→ **Your assignment**: The required output is the complete data, repeated without alteration.

Available records START

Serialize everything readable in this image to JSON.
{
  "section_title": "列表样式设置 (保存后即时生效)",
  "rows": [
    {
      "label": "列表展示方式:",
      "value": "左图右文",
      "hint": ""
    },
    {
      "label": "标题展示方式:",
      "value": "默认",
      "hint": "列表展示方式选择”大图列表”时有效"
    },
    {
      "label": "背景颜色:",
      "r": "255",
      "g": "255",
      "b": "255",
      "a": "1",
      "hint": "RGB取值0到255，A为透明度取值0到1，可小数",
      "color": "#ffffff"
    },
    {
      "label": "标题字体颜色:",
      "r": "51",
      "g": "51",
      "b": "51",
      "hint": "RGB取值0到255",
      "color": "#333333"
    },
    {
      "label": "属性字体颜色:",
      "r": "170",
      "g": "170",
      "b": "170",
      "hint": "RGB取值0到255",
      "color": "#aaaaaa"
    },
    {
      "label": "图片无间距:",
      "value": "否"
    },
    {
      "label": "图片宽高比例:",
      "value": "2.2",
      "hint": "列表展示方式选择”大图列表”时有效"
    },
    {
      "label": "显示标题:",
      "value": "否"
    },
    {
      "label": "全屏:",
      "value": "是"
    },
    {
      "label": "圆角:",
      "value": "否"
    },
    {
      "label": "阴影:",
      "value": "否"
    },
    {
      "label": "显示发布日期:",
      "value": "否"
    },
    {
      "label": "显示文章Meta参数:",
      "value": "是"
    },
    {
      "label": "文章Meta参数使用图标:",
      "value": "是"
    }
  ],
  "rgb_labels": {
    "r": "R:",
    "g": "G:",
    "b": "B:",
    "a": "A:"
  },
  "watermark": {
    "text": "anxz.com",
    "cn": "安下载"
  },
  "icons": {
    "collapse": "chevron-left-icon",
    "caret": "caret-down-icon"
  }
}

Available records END

→ **Response**:
Serialize everything readable in this image to JSON.
{
  "section_title": "列表样式设置 (保存后即时生效)",
  "rows": [
    {
      "label": "列表展示方式:",
      "value": "左图右文",
      "hint": ""
    },
    {
      "label": "标题展示方式:",
      "value": "默认",
      "hint": "列表展示方式选择”大图列表”时有效"
    },
    {
      "label": "背景颜色:",
      "r": "255",
      "g": "255",
      "b": "255",
      "a": "1",
      "hint": "RGB取值0到255，A为透明度取值0到1，可小数",
      "color": "#ffffff"
    },
    {
      "label": "标题字体颜色:",
      "r": "51",
      "g": "51",
      "b": "51",
      "hint": "RGB取值0到255",
      "color": "#333333"
    },
    {
      "label": "属性字体颜色:",
      "r": "170",
      "g": "170",
      "b": "170",
      "hint": "RGB取值0到255",
      "color": "#aaaaaa"
    },
    {
      "label": "图片无间距:",
      "value": "否"
    },
    {
      "label": "图片宽高比例:",
      "value": "2.2",
      "hint": "列表展示方式选择”大图列表”时有效"
    },
    {
      "label": "显示标题:",
      "value": "否"
    },
    {
      "label": "全屏:",
      "value": "是"
    },
    {
      "label": "圆角:",
      "value": "否"
    },
    {
      "label": "阴影:",
      "value": "否"
    },
    {
      "label": "显示发布日期:",
      "value": "否"
    },
    {
      "label": "显示文章Meta参数:",
      "value": "是"
    },
    {
      "label": "文章Meta参数使用图标:",
      "value": "是"
    }
  ],
  "rgb_labels": {
    "r": "R:",
    "g": "G:",
    "b": "B:",
    "a": "A:"
  },
  "watermark": {
    "text": "anxz.com",
    "cn": "安下载"
  },
  "icons": {
    "collapse": "chevron-left-icon",
    "caret": "caret-down-icon"
  }
}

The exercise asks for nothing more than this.